Let’s look at the pros and cons:
- Composting toilets don’t require any out-vent. They don’t require plumbing, and, even if you live where there IS a sewer system, they don’t place a burden on it.
- For the simplest models, no electricity is required.
- It may create odors.
- Depending on where you live, you may need a permit to build and install it.
- You need a material (typically sawdust) to throw in after each use
Or, Better Yet, Just Burn, Baby, Burn!
But what if you have access to power – maybe self-generated – but nowhere to throw out barrels of compost?
What if, once it’s excreted, you don’t want to deal with your own excrement, in any form?

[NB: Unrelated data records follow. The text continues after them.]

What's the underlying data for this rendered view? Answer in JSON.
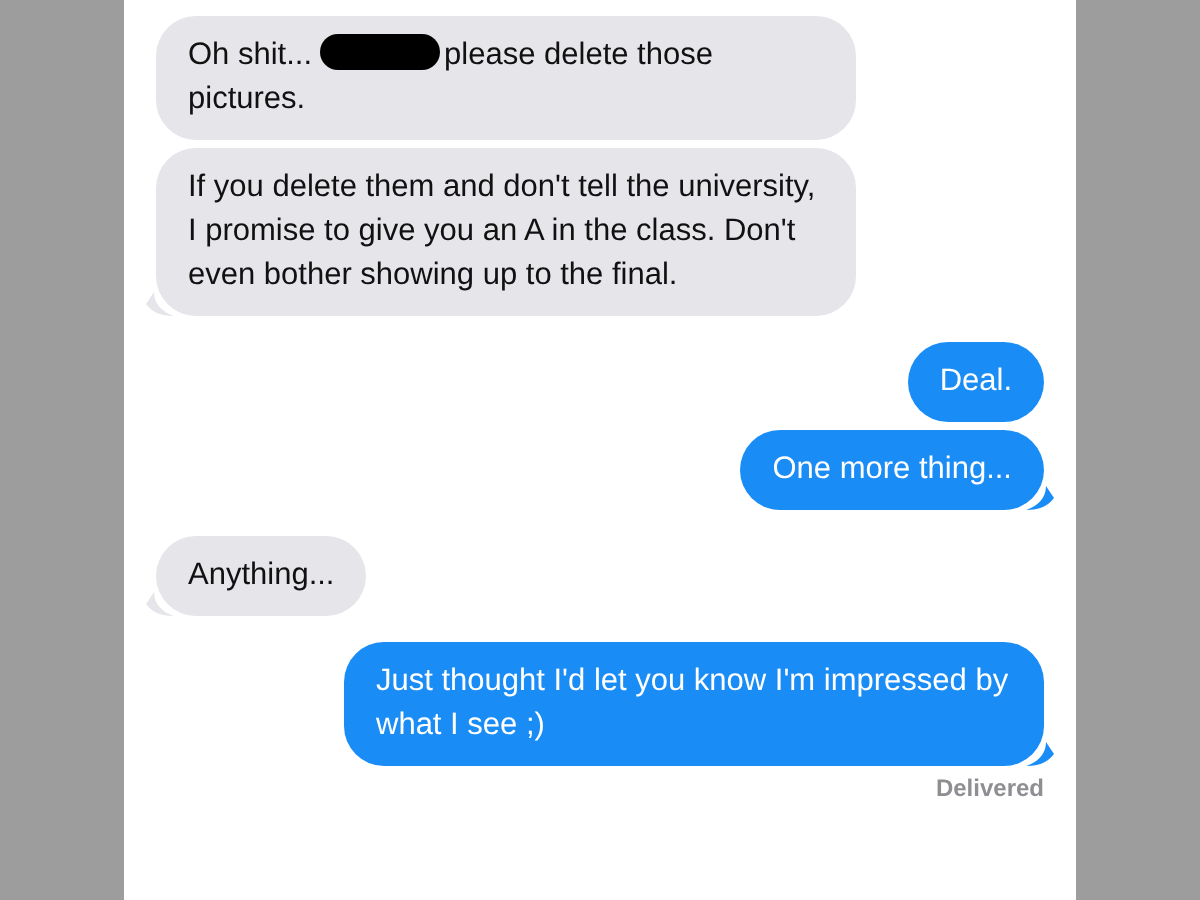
{
  "messages": [
    {
      "kind": "incoming",
      "segments": [
        {
          "kind": "text",
          "text": "Oh shit..."
        },
        {
          "kind": "redaction"
        },
        {
          "kind": "text",
          "text": "please delete those"
        },
        {
          "kind": "text",
          "text": "pictures."
        }
      ]
    },
    {
      "kind": "incoming",
      "segments": [
        {
          "kind": "text",
          "text": "If you delete them and don't tell the university, I promise to give you an A in the class. Don't even bother showing up to the final."
        }
      ]
    },
    {
      "kind": "outgoing",
      "segments": [
        {
          "kind": "text",
          "text": "Deal."
        }
      ]
    },
    {
      "kind": "outgoing",
      "segments": [
        {
          "kind": "text",
          "text": "One more thing..."
        }
      ]
    },
    {
      "kind": "incoming",
      "segments": [
        {
          "kind": "text",
          "text": "Anything..."
        }
      ]
    },
    {
      "kind": "outgoing",
      "segments": [
        {
          "kind": "text",
          "text": "Just thought I'd let you know I'm impressed by what I see ;)"
        }
      ]
    }
  ],
  "delivery_status": "Delivered"
}
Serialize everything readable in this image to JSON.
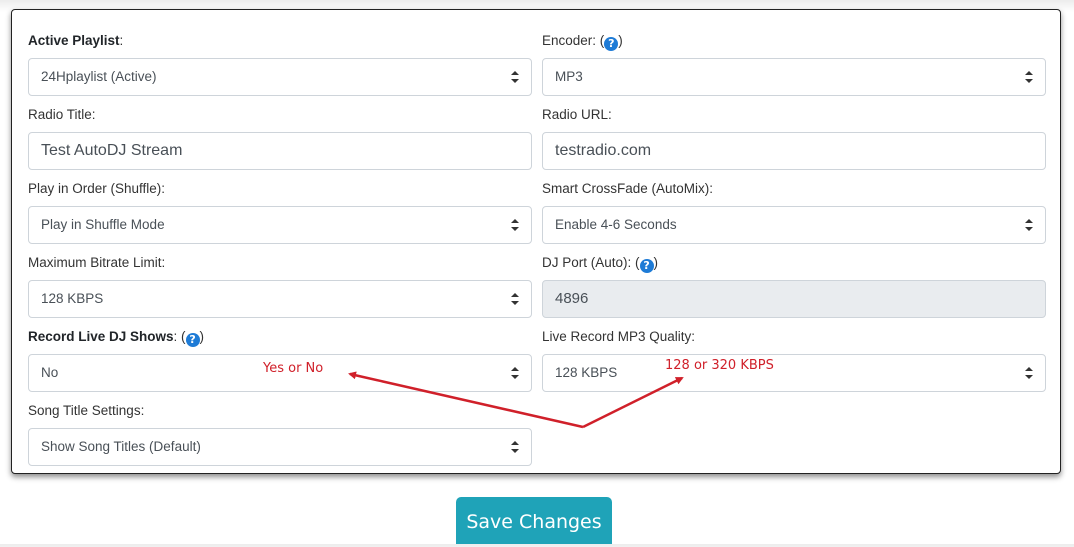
{
  "form": {
    "active_playlist": {
      "label": "Active Playlist",
      "colon": ":",
      "value": "24Hplaylist (Active)"
    },
    "encoder": {
      "label": "Encoder: (",
      "close": ")",
      "value": "MP3"
    },
    "radio_title": {
      "label": "Radio Title:",
      "value": "Test AutoDJ Stream"
    },
    "radio_url": {
      "label": "Radio URL:",
      "value": "testradio.com"
    },
    "play_order": {
      "label": "Play in Order (Shuffle):",
      "value": "Play in Shuffle Mode"
    },
    "crossfade": {
      "label": "Smart CrossFade (AutoMix):",
      "value": "Enable 4-6 Seconds"
    },
    "max_bitrate": {
      "label": "Maximum Bitrate Limit:",
      "value": "128 KBPS"
    },
    "dj_port": {
      "label": "DJ Port (Auto): (",
      "close": ")",
      "value": "4896"
    },
    "record_live": {
      "label": "Record Live DJ Shows",
      "colon": ": (",
      "close": ")",
      "value": "No"
    },
    "record_quality": {
      "label": "Live Record MP3 Quality:",
      "value": "128 KBPS"
    },
    "song_title": {
      "label": "Song Title Settings:",
      "value": "Show Song Titles (Default)"
    }
  },
  "help_icon_glyph": "?",
  "annotations": {
    "record_hint": "Yes or No",
    "quality_hint": "128 or 320 KBPS",
    "color": "#d0202a"
  },
  "save_button": {
    "label": "Save Changes",
    "color": "#1fa3b8"
  }
}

Fortunately, there’s an answer: incinerator toilets!
An incinerator toilet runs at a high temperature to burn any human waste, leaving only a small residue of ash.
Any gases generated during the combustion process are expelled by separate, dedicated exhaust vents. This ensures that the residue (ash) is completely germ-free.
There are multiple pros, but also a few cons too:
- They use no water. This is particularly critical if you’re homesteading in the desert – or, in other words, most of the American West.
- They are self-contained and don’t need to connect to any plumbing system.
However, composting toilets fit both of those criteria too. What makes incinerator toilets better?
- There is NO smell. They truly are odorless. (Many composting toilets claim this, but in truth, toilets just don’t smell that great. Even compost doesn’t smell that great. Incinerator toilets are truly odor-free.)
- You don’t have to transport or store anything. With composting toilets, you’ll have to move the waste and store it as it finishes composting. With incinerator toilets, it’s just ash.
- But the ash contains minerals like potassium and it IS good for your garden.
- And they’re fast. Composting toilets take 3 weeks to 2 months. Incinerator toilets complete an incineration cycle in a mere hour.
However, there are a few disadvantages:
- The main one is that incinerator toilets need power. For each cycle, they need to use energy. About one kilowatt-hour per cycle. They need to be hooked to a power source. If you’re getting your power from a city grid, it’s not cheap. And if you’re generating your own, it can be quite a power drain.
- Another potential drawback is the price. Incinerator toilets aren’t the cheapest things to add to your homestead. They run from around $2000 to over $6000.
The Best Incinerator Toilets and Their Composting Alternatives
Let’s say that, despite the drawbacks, you’ve decided that an incinerator toilet is the way to go. What are the best models? Let’s look at some key incinerator toilet brands:
- Incinolet: This brand is one of the first and best known. Reviews are mostly positive. There are complaints that it’s large and bulky, or loud – but everyone agrees that the customer support is phenomenal.
- Cinderella: This brand is worth a mention because it’s one of the market leaders. A fun pun for a name – it reduces your waste to cinders, to keep things clean like the maid Cinderella – and it’s well-liked by buyers.
And some key composting toilet brands:
- Nature’s Head Composting Toilet: This model is billed as a “dry composting toilet.” It’s a good brand with a full and helpful support team behind it. The entire design is plastic, not porcelain – which, depending on you, can be a minus or a plus.
- Separette Villa 9215 AC/DC Composting Toilet: This unit has the advantage of being able to run on both AC (traditional grid power) and DC (solar panel generated) power. It can handle high capacity and frequent use. Reviews are positive.
Those are just a few of the models available. There are many more. Whatever your needs, there’s an incinerator toilet for you!
Are Incinerator Toilets Worth It?
True, incinerator toilets aren’t the cheapest thing. They don’t work if you don’t have power.
But if you’re a modern homesteader (and if you’re reading this article!) you have to get electricity somehow – and then this invention is the best thing since… well, a septic tank, I suppose.
Incinerator toilets are easy to use, clean, and – if any maintenance is required – the customer support teams get rave reviews from clients. So, when nature calls… BURN!